Every schoolchild knows that King Harold lost the Battle of Hastings because he and his army were exhausted after a long march. But now there is another theory. Research suggests that England's last Anglo-Saxon king, a battle-hardened warrior, had been clinically depressed for months before he lost to the Norman invader William in the autumn of 1066. Had he been treated for his illness, Britain, and the world, would be radically different.

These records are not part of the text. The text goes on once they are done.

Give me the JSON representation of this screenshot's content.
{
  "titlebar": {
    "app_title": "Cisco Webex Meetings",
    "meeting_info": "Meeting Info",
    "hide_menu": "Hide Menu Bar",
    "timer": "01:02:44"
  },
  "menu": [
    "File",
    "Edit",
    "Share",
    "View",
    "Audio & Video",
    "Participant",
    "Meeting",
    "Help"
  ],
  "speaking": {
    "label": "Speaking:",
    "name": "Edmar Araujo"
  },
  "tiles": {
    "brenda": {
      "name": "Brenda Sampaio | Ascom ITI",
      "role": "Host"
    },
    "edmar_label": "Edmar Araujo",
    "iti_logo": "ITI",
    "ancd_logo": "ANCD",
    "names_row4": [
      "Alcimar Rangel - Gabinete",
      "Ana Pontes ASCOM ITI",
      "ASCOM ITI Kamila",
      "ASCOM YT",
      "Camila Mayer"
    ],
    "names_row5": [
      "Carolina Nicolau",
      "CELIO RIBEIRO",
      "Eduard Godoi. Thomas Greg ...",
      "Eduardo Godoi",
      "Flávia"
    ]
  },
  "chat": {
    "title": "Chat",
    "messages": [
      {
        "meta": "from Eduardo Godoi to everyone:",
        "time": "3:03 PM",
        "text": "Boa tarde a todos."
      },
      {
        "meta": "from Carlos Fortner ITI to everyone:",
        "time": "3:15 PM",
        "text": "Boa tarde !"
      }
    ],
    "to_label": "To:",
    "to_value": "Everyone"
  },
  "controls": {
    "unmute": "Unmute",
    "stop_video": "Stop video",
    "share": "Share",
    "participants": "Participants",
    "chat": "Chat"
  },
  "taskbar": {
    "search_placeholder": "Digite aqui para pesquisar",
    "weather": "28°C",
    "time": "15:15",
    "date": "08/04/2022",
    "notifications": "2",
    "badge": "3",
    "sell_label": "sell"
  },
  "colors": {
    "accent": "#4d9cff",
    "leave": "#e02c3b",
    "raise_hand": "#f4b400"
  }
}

Psychologists claim the king plunged into a depression after he was branded a heretic by Rome in March 1066. With no hope of salvation for his soul, say researchers, Harold started to exhibit the behaviour and mood changes associated with depression. "Harold suffered intense feelings of guilt and loss, mainly due to his sense that he was a heretic targeted in a holy war," says Dr Max Sugar, from Tulane University, New Orleans, who led the research. "This meant the loss of his soul and an afterlife. This would account for his inept leadership." An arrow in the eye probably didn't help.